Because microbial populations increase rapidly, demanding more and more food to stay alive, most modern descriptions for starting a starter ask that you discard some mixture each day so you don’t have to double the size of your feedings as the size of your microbial populations also double. Use this starter to make Tangy Sourdough Bread.
Sourdough Bread Starter
Makes 1 sourdough starter
- 500 grams white bread flour plus more for readying to bake or store
- 500 grams whole-wheat flour
- Water, room temperature, or 80 degrees Fahrenheit if you want to speed things along
Day 1: Combine the white bread and whole-wheat flours. In a medium bowl, scoop out 100 grams of the flour mixture and add 100 grams water. Use your hands to mix them together. Cover with something porous like a cloth or a paper towel held on with a rubber band. Place in a warm location, out of direct sunlight, for 3 days or until bubbles form on top of the mixture and the dough puffs. In warm temperatures, this will happen more quickly.

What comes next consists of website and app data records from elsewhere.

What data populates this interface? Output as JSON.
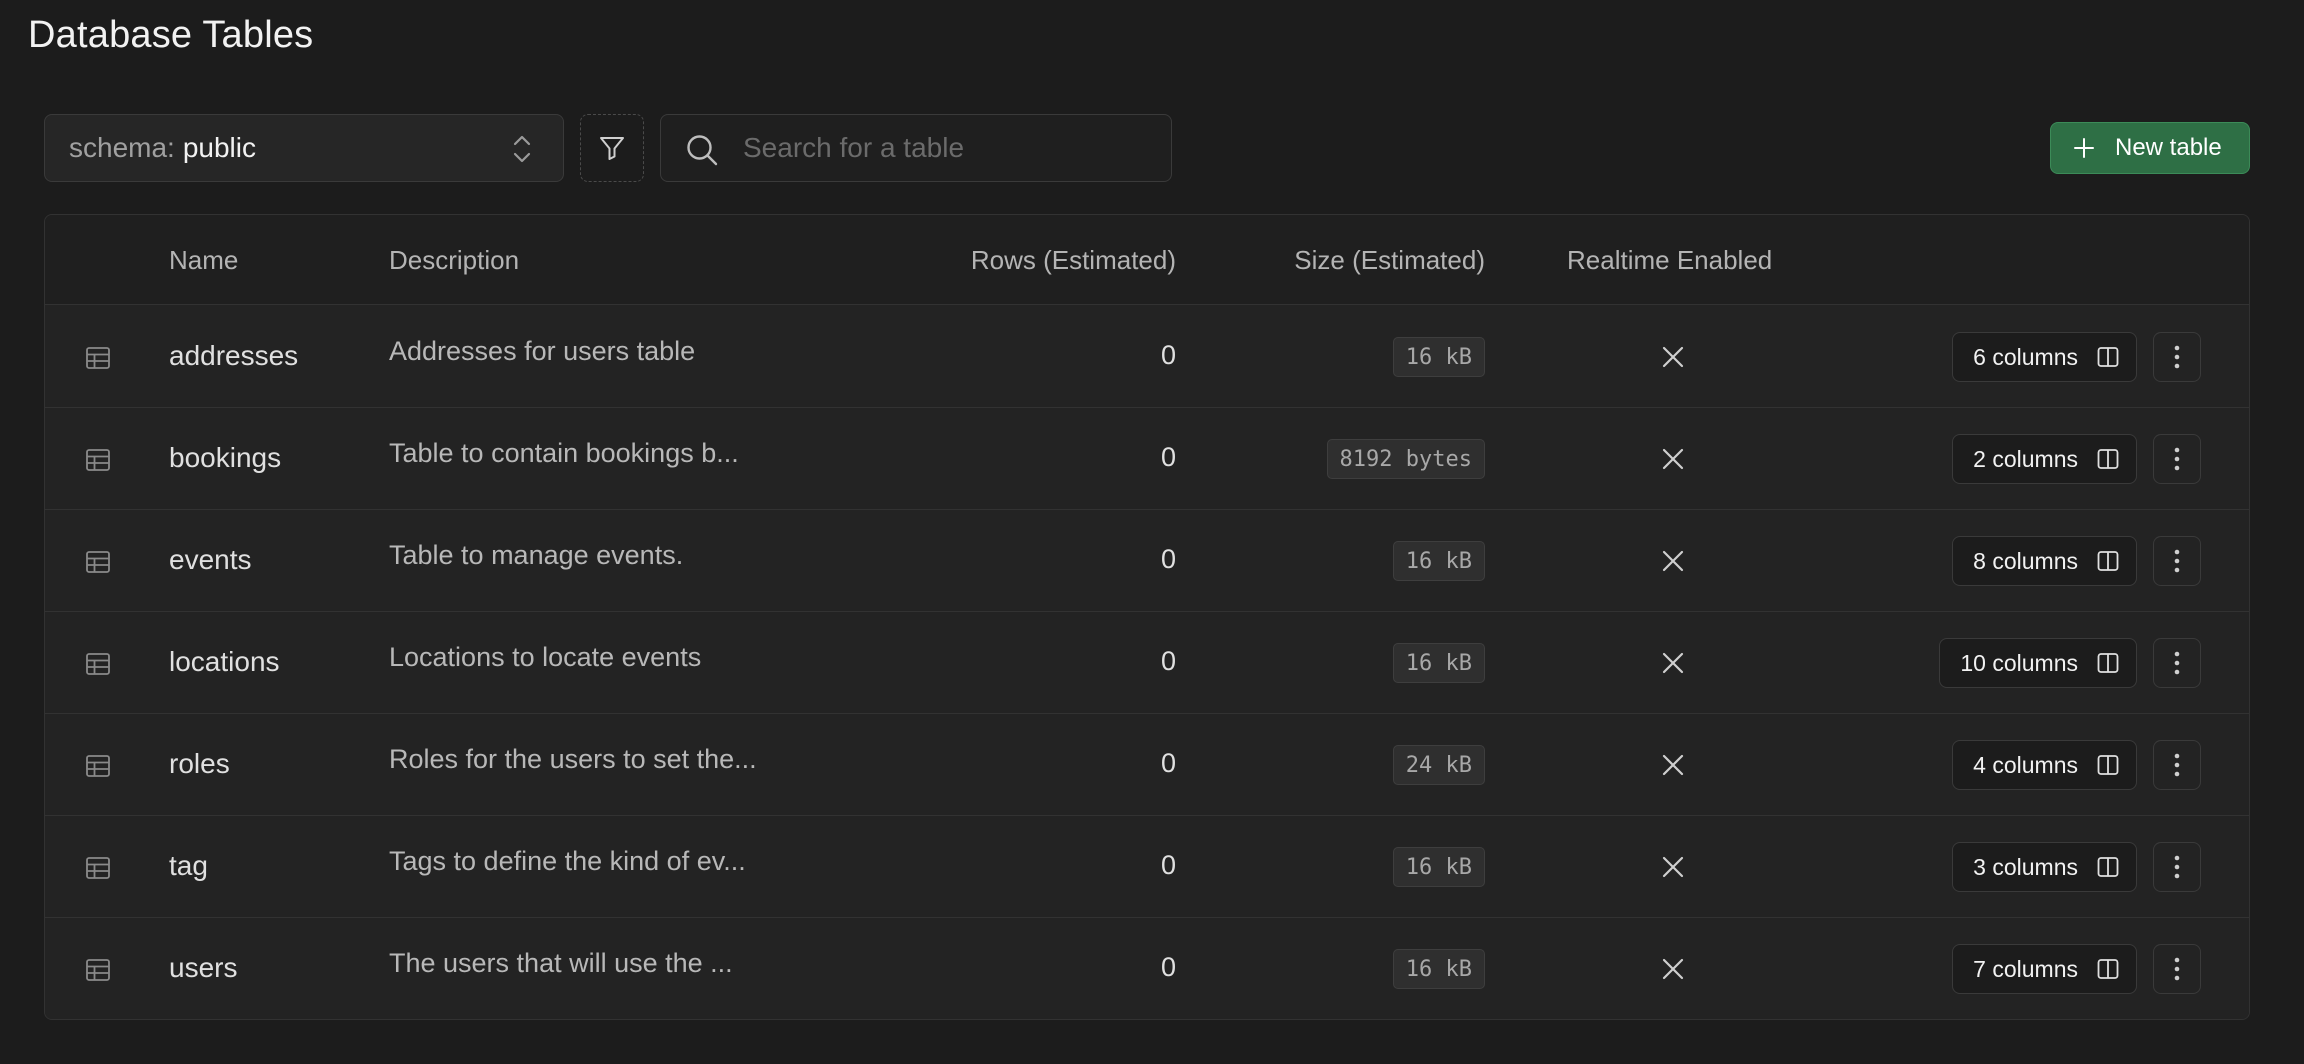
{
  "page": {
    "title": "Database Tables"
  },
  "toolbar": {
    "schema_prefix": "schema:",
    "schema_value": "public",
    "search_placeholder": "Search for a table",
    "search_value": "",
    "new_table_label": "New table"
  },
  "table": {
    "headers": {
      "name": "Name",
      "description": "Description",
      "rows": "Rows (Estimated)",
      "size": "Size (Estimated)",
      "realtime": "Realtime Enabled"
    },
    "rows": [
      {
        "name": "addresses",
        "description": "Addresses for users table",
        "rows": "0",
        "size": "16 kB",
        "realtime": false,
        "columns": "6 columns"
      },
      {
        "name": "bookings",
        "description": "Table to contain bookings b...",
        "rows": "0",
        "size": "8192 bytes",
        "realtime": false,
        "columns": "2 columns"
      },
      {
        "name": "events",
        "description": "Table to manage events.",
        "rows": "0",
        "size": "16 kB",
        "realtime": false,
        "columns": "8 columns"
      },
      {
        "name": "locations",
        "description": "Locations to locate events",
        "rows": "0",
        "size": "16 kB",
        "realtime": false,
        "columns": "10 columns"
      },
      {
        "name": "roles",
        "description": "Roles for the users to set the...",
        "rows": "0",
        "size": "24 kB",
        "realtime": false,
        "columns": "4 columns"
      },
      {
        "name": "tag",
        "description": "Tags to define the kind of ev...",
        "rows": "0",
        "size": "16 kB",
        "realtime": false,
        "columns": "3 columns"
      },
      {
        "name": "users",
        "description": "The users that will use the ...",
        "rows": "0",
        "size": "16 kB",
        "realtime": false,
        "columns": "7 columns"
      }
    ]
  },
  "icons": {
    "schema_select": "chevron-up-down-icon",
    "filter": "filter-icon",
    "search": "search-icon",
    "new_table": "plus-icon",
    "row": "table-icon",
    "realtime_disabled": "x-icon",
    "columns": "columns-split-icon",
    "more": "more-vertical-icon"
  },
  "colors": {
    "background": "#1c1c1c",
    "accent": "#2e6f45"
  }
}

Day 3: By day 3, the mixture should start to bubble and puff up a bit. Remove the covering. Discard or compost about 80% of the mixture. Feed with 50 grams of the flour mixture and 50 grams water. Stir or mix by hand. Cover with a cloth or paper towel. Place in a warm location, out of direct sunlight, for 24 hours.
Day 4 through 10, more or less: At about the same time every day, repeat the procedure for Day 3. Depending upon the temperature of your house and the serendipity of what species of yeast and bacteria colonize your starter, by the time a week has passed, your culture should start to rise and fall every day, leaving bubbles of carbon dioxide on the surface and a black liquid called hooch. It should begin to smell sour. It is ready to use.
Readying to bake or store: When your starter rises and falls with regularity and smells sour, it’s time to take a couple of tablespoons of starter and infect a roughly 3:2 ratio of flour to water. For example, in a 1-quart mason jar, mix 1 cup water with your starter. Stir. Then add 1 1/2 cups flour and mix. In 12 hours, it will be ready to use in a recipe or put in the refrigerator until you are ready to cook with it. Or, divide it up: Use some to bake and some to store for later.
Bake this! Use this starter to make Tangy Sourdough Bread. Snapshot your creation, then share with #plateitpostit. You might be featured in an upcoming story!
Adapted with permission from “Sourdough Culture: A History of Bread Making From Ancient to Modern Bakers” by Eric Pallant, published by Agate © September 2021.